What I now know is that the goal isn't to create the best plan; the goal is to create a good plan that people will own and implement. The problem with the 100 percent "perfect plan" is that there is no room for people to contribute. Without providing inputs, people often feel that change is being done to them. This can lead to resistance, or worse, indifference.
I remember defending one of my perfect plans to the detriment of its execution. Being technically right increased my ownership and decreased it in those who were being tasked with implementation. My inflexibility contributed to lukewarm execution. I had sabotaged the plan without knowing it.
It is essential that people are given opportunities to provide input into change programs and implementation. People must see their fingerprints on the change before they devote themselves to following it. The 80 percent plan creates room for participation and co-creation, which leads to a pride, confidence, capability and ownership.
Here are some tips on how to gain buy-in for change through contribution:
- Refer to your plan as a "draft"
- Set up a team to review the plan
- Include a member of each group that is adopting the change
- Demonstrate you are actively listening to feedback by asking open-ended, clarifying questions

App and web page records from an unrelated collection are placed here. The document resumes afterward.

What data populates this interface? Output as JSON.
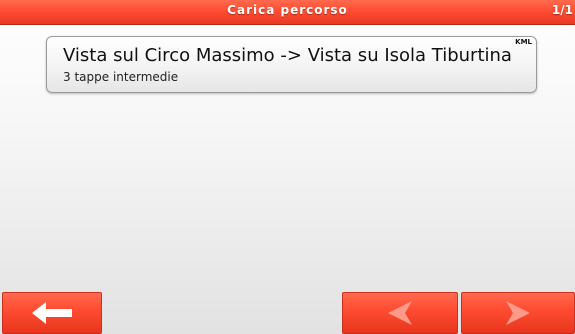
{
  "header": {
    "title": "Carica percorso",
    "page_indicator": "1/1"
  },
  "route_list": {
    "items": [
      {
        "title": "Vista sul Circo Massimo -> Vista su Isola Tiburtina",
        "subtitle": "3 tappe intermedie",
        "format_badge": "KML"
      }
    ]
  },
  "toolbar": {
    "back_icon": "arrow-left-icon",
    "prev_icon": "chevron-left-icon",
    "next_icon": "chevron-right-icon",
    "prev_enabled": false,
    "next_enabled": false
  },
  "colors": {
    "accent": "#ff4d33",
    "accent_dark": "#c8321c",
    "card_border": "#9a9a9a",
    "text": "#111111",
    "disabled_arrow": "#ff9a88"
  }
}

- Explain why some points of feedback will not improve the plan—don't make a change that will not improve the outcome
- Acknowledge when an approach is better than yours—it's a win for the person who came up with it

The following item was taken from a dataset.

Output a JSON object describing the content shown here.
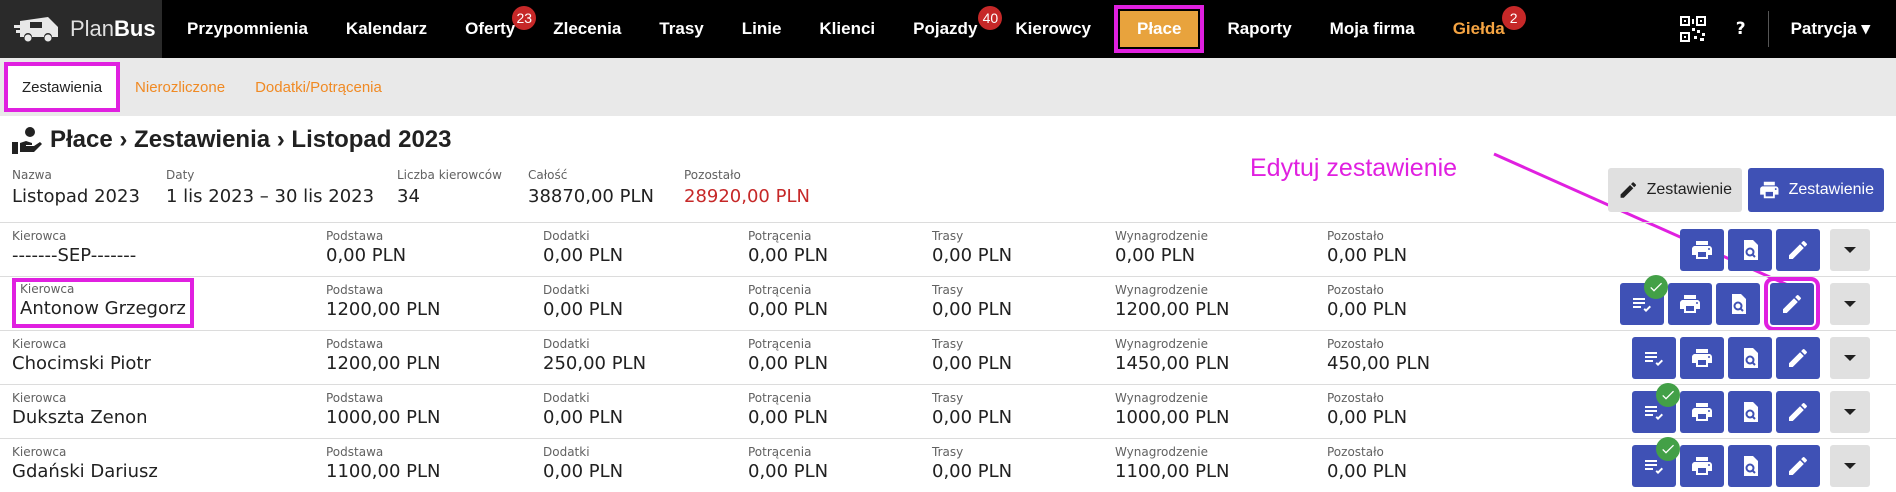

- Identify contributors by name: "Alka suggested that teams that work together should attend training together."
- Attribute success to the team—this encourages future contributions and successful changes

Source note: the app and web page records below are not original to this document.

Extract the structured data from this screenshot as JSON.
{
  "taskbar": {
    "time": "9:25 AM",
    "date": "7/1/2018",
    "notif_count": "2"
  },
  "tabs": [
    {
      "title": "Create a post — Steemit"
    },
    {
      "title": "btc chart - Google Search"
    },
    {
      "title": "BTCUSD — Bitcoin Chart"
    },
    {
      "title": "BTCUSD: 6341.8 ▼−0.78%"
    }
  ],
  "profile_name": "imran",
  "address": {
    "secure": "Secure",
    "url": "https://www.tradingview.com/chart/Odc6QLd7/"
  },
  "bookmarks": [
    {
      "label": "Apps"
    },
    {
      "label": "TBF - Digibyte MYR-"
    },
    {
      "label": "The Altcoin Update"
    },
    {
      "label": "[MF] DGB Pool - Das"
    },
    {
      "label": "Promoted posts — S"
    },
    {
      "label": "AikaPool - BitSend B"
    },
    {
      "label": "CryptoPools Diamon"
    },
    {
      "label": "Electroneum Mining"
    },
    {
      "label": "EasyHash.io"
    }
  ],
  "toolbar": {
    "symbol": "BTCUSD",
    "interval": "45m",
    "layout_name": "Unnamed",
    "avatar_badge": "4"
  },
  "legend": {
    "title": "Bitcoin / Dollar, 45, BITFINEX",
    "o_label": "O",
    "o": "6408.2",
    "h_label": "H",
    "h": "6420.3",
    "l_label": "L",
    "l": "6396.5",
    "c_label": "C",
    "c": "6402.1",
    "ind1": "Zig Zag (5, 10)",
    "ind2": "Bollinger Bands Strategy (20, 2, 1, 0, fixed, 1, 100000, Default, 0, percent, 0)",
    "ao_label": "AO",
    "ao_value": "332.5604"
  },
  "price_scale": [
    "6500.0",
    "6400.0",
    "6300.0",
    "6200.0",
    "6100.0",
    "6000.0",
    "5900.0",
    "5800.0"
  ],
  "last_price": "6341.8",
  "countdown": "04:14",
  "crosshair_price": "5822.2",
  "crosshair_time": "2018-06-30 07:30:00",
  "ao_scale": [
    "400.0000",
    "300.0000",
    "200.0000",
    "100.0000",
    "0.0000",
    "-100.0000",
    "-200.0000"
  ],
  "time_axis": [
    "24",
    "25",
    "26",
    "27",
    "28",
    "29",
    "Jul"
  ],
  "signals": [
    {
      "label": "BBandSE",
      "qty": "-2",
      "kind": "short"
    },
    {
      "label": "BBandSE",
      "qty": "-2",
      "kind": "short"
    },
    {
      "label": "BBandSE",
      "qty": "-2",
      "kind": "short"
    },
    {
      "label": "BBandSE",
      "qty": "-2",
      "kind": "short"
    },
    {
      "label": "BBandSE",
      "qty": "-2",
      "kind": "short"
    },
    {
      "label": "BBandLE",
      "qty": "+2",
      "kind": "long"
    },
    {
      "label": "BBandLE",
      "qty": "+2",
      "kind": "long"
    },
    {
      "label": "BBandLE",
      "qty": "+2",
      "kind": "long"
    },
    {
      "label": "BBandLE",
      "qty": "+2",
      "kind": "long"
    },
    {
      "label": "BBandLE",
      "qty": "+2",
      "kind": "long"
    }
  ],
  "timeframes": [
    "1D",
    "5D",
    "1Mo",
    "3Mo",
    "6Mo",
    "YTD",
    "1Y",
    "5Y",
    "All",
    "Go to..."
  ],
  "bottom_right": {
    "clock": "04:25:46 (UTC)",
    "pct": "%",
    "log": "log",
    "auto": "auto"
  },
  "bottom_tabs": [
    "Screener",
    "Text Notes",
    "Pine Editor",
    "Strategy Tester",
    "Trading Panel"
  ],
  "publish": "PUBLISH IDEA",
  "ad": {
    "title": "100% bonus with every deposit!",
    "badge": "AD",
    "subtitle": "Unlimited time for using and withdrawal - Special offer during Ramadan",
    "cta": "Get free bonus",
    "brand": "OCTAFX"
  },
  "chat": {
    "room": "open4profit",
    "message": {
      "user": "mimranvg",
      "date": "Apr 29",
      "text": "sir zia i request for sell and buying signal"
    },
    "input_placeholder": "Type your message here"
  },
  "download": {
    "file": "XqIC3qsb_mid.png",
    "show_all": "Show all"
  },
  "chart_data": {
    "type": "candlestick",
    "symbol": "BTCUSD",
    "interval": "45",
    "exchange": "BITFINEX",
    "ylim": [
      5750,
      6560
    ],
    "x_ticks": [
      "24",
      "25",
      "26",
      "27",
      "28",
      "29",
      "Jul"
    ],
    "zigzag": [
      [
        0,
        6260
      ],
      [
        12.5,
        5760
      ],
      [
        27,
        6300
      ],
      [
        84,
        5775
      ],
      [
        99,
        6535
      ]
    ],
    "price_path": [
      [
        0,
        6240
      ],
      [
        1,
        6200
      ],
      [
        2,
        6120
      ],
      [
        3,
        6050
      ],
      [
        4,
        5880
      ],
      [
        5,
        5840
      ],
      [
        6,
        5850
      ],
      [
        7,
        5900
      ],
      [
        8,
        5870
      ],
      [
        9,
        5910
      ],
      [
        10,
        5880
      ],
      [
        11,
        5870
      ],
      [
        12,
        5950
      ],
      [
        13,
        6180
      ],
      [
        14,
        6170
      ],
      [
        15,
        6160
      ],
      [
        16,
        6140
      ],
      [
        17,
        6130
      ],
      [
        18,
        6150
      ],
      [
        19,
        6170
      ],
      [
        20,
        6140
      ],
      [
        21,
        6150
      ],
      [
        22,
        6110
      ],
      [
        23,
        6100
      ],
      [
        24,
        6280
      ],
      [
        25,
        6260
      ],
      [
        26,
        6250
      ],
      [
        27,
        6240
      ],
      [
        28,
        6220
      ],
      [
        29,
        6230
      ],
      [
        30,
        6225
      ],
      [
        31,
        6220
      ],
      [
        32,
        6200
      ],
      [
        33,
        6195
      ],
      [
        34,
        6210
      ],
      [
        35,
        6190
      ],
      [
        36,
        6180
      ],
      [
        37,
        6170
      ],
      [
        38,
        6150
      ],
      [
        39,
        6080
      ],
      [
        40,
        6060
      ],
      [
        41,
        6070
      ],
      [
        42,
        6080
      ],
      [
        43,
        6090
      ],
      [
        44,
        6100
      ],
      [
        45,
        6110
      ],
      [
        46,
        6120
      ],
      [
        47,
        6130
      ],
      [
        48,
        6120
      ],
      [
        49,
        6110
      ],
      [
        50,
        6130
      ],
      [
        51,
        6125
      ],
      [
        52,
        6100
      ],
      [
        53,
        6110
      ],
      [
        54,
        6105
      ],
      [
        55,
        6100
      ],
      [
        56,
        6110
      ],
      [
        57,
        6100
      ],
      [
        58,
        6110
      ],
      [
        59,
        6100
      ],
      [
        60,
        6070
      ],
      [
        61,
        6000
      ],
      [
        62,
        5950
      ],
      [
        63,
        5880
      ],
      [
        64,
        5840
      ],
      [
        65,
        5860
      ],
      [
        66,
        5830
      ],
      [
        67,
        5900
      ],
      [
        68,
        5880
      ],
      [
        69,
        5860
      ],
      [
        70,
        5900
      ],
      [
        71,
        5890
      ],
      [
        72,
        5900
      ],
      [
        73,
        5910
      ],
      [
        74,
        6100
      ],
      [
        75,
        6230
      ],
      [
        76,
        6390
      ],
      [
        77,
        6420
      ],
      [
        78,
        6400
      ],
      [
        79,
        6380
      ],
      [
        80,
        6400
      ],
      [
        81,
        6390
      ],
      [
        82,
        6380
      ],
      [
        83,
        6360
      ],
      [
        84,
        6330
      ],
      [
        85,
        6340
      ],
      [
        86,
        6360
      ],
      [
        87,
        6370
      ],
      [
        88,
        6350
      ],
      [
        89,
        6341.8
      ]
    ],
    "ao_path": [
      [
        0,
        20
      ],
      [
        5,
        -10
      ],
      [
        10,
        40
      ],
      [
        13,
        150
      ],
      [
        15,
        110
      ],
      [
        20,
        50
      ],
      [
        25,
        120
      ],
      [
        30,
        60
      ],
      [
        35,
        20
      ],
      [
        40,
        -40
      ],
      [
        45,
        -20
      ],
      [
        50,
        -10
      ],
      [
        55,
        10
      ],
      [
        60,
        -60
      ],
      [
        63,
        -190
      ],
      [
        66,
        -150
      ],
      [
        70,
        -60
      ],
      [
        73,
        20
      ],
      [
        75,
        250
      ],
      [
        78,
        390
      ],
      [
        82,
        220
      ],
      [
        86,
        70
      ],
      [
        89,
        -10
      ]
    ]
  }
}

Buy-in and ownership are essential for successful change. Providing room for reflection, creation and contribution build a sense of purpose, commitment and resolve to do things differently. People must want to change themselves.